#### Exercise instructions
Report back every line from the entries below in which the word "data" occurs.

*** Exercise input ***

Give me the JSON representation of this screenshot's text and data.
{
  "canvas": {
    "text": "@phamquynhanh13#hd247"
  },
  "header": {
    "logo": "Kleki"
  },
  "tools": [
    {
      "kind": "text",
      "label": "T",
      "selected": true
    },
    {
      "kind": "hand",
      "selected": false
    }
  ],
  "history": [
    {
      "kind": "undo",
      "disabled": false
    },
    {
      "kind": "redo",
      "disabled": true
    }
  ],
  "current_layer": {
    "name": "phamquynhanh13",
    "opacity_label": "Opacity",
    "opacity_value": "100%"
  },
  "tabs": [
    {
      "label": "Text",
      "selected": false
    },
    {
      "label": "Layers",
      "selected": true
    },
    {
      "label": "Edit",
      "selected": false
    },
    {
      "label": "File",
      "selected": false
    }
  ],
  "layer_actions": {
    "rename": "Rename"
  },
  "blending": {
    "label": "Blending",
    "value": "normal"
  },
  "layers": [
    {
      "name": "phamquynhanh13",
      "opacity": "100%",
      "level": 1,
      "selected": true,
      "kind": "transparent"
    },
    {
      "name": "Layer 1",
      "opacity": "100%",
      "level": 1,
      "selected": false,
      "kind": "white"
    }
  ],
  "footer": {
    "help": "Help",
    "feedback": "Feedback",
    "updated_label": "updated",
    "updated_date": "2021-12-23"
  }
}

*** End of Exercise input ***
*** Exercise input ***

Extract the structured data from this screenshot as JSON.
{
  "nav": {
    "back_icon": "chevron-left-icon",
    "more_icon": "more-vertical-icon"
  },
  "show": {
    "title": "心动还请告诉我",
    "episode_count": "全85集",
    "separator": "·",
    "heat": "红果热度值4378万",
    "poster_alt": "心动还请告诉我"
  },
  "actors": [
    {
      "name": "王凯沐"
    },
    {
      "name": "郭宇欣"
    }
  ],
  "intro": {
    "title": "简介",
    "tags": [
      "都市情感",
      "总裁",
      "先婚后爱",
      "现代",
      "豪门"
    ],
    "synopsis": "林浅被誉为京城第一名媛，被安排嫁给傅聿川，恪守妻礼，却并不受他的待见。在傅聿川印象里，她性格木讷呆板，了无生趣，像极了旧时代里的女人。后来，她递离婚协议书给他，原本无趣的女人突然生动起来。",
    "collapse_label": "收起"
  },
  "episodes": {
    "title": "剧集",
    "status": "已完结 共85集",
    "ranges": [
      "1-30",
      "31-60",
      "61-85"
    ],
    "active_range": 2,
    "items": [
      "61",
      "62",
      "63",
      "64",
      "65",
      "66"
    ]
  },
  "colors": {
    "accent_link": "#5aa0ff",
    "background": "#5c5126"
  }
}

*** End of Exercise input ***

#### Answer space
Give me the JSON representation of this screenshot's text and data.
Extract the structured data from this screenshot as JSON.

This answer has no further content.